A full reheat test is useful since we can observe the relationship between COP and cylinder temperature at each point in time through the Heat Pump Monitor’s very helpful ‘COP in window’ report, which allows you to provide an average COP value over any timespan you like. In this instance, the Vaillant system with Mixergy cylinder delivered an average COP of ~4 from fully cold up to 45oC. This dropped to 3.6 as the temperature climbed to its final target of 51oC.

One of the key advantages of the Mixergy cylinder is that we always exchange thermal energy with the coldest part of the cylinder at all times via a plate heat exchanger. This keeps things cool whilst keeping the COP high. This is true irrespective of the Mixergy cylinder’s state of charge.

On the other hand, a coil-based cylinder suffers when reheating from a partial state of charge because its surface area is effectively ‘locked out’ by the thermal energy already present at the outset of the heating event.

You can read more about this in a focussed blog article on this subject in our article Plate heat exchanger vs Coil: the great debate.

Over time, as we build up a better picture of real-world data, we can begin to get a fuller understanding of this benefit.

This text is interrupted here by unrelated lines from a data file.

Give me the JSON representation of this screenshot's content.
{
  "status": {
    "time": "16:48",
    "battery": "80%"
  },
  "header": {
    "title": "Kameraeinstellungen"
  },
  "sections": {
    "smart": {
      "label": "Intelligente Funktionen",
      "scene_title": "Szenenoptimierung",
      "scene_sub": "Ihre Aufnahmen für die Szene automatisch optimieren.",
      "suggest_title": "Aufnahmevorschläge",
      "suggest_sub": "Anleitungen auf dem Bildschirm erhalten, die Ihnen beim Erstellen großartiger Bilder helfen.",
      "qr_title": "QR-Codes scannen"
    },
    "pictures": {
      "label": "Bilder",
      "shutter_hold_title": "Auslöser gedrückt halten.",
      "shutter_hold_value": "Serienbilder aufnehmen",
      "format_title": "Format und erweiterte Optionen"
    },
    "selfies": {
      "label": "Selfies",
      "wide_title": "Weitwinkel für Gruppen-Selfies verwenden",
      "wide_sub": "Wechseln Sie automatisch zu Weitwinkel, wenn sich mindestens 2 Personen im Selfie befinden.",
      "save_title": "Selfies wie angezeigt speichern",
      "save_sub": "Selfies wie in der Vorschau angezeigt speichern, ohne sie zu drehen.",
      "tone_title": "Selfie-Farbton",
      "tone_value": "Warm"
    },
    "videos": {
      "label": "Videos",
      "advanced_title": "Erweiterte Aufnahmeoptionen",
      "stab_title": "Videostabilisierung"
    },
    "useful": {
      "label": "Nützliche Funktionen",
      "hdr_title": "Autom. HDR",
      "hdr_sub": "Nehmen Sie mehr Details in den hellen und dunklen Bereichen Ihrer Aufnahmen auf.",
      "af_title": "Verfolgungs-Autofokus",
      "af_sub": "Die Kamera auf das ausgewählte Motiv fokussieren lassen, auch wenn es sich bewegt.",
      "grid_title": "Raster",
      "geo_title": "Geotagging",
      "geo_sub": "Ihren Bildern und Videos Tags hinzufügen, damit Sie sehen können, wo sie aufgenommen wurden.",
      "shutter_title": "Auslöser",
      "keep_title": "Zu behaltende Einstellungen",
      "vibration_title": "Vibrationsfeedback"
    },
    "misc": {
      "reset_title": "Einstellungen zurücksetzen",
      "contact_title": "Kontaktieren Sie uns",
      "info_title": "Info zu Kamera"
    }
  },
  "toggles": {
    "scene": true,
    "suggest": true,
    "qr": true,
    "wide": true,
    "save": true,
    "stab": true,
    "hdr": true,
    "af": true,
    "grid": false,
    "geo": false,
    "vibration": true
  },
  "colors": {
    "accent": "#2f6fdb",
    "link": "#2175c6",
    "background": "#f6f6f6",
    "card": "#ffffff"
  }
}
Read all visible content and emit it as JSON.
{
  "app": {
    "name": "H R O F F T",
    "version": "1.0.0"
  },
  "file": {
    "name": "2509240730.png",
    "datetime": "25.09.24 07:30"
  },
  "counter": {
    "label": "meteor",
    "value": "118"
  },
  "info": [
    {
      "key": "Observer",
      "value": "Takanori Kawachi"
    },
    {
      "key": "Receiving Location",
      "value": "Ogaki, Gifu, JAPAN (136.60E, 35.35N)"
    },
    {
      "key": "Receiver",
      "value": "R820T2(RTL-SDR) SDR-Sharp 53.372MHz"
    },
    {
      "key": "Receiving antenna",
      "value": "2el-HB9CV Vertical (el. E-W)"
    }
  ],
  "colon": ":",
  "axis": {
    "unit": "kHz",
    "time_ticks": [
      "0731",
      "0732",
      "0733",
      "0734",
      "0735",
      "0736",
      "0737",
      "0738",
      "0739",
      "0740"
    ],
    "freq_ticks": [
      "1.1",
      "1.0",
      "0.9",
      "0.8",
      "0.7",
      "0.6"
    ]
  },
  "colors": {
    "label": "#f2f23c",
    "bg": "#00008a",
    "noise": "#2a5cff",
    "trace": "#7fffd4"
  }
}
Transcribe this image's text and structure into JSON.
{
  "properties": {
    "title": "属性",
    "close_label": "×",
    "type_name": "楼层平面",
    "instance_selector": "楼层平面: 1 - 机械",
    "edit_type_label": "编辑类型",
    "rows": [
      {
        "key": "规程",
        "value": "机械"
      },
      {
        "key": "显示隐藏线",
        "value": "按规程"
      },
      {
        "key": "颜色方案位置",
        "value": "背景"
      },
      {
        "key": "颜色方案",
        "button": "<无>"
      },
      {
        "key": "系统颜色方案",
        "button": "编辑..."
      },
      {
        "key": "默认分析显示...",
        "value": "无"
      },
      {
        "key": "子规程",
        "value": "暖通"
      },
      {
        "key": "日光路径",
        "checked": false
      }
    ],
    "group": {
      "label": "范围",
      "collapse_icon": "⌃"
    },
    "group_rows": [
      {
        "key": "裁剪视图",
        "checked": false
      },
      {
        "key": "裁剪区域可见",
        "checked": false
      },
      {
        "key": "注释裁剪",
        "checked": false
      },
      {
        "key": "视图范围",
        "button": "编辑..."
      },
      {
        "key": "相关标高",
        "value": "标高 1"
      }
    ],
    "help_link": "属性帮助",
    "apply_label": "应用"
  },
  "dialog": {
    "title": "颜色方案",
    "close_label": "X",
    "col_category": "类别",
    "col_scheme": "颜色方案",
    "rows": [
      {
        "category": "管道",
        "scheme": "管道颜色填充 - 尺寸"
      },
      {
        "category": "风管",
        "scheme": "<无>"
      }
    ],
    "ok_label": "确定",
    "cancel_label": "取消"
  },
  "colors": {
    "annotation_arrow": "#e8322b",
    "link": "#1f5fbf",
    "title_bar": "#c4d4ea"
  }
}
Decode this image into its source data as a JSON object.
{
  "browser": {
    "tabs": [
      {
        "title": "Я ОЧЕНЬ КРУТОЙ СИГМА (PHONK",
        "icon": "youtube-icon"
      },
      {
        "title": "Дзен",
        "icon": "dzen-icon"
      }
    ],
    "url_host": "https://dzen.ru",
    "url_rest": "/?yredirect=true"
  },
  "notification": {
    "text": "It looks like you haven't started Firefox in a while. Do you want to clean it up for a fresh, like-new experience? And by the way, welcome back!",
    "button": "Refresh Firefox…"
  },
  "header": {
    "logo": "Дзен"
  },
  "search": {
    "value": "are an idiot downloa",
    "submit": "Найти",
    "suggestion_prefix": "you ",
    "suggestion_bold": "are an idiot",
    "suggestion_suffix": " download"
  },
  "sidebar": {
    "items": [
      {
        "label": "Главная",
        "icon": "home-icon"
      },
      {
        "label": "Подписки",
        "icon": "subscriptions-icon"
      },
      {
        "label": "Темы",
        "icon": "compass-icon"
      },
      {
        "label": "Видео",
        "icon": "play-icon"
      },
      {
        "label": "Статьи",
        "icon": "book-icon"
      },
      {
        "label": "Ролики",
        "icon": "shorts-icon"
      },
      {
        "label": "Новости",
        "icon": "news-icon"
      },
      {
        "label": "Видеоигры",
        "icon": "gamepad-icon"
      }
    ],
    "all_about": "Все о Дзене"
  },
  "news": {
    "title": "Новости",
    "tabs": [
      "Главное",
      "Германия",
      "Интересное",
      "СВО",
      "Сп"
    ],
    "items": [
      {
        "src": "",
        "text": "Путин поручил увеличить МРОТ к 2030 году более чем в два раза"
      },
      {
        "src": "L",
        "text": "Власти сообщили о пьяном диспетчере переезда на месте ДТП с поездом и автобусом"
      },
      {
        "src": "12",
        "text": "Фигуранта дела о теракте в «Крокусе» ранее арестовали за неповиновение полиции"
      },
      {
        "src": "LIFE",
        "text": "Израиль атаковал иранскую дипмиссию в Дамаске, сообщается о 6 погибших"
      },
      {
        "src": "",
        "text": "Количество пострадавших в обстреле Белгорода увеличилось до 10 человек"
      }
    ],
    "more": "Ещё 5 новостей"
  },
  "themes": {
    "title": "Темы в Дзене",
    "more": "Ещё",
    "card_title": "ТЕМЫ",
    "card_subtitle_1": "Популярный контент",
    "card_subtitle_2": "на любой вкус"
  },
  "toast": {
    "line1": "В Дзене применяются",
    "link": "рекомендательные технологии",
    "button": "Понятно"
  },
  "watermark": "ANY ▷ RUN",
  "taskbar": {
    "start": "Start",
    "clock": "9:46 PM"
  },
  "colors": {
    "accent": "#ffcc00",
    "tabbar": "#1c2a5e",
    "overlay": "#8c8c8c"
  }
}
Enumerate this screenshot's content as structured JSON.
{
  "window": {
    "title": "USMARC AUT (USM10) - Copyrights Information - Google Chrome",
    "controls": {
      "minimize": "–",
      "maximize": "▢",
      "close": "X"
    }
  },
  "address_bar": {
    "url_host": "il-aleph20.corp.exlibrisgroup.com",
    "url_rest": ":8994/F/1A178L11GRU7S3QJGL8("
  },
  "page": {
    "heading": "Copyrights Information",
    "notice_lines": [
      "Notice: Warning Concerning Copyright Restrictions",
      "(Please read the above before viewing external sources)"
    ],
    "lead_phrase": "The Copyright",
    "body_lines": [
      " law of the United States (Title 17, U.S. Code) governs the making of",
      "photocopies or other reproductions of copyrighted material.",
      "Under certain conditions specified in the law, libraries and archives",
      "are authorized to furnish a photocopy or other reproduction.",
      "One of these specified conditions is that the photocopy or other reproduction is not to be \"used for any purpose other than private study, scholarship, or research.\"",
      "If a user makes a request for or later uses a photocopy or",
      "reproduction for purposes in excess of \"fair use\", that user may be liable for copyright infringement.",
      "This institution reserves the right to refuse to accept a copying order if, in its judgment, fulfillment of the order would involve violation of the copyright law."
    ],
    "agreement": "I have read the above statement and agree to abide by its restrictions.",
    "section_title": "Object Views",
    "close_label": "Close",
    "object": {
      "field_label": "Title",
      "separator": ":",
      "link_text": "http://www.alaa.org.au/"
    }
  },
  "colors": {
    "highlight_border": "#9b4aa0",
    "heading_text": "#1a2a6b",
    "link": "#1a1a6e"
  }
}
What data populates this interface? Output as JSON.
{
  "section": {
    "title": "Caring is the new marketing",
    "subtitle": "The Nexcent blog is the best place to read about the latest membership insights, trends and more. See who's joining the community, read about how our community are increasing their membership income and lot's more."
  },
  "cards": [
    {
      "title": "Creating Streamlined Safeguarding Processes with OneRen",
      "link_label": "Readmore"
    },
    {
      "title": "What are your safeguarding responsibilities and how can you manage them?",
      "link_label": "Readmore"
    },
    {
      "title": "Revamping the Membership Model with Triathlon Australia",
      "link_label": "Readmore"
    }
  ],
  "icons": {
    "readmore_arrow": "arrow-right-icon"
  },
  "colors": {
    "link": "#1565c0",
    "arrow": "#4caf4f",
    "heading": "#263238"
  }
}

However, we can already see the poor COP values that coil cylinders can suffer from:

A graph showing an example of a coil-based cylinder heating with a Nibe system from a partial state of charge
Figure 4: Example of a coil-based cylinder heating with a Nibe system from a partial state of charge; due to the very poor heat transfer, we are seeing a COP of less than one in this instance – this system, however, delivers a high sCOP overall because the space heating design is very efficient and the hot water consumption, relative to space heating consumption is low.

The benefits of a Mixergy cylinder don’t stop there. In addition to delivering the highest COP during partial reheats, the Mixergy cylinder also features the following:

  1. State of charge monitoring so that you always know if there’s enough heat to cover the day
  2. The ability to set an intelligent heating schedule driven by state of charge rather than a single temperature set point (this means we can wait until the right time to fully reheat the cylinder rather than at an arbitrary point in time, depending on where the cylinder probe is located)
  3. Future-proofing through connected control so that the system can work most effectively with smart tariffs

We want to thank the team behind Heat Pump Monitor for making real-world, real-time data available.

Alongside this, we undertake testing in our lab within an environmental test chamber (this helps us to create repeatable tests in a controlled environment (which we will outline in a future article).  Combining these tests with the field data provided by Heat Pump Monitor is truly invaluable when developing products in the home.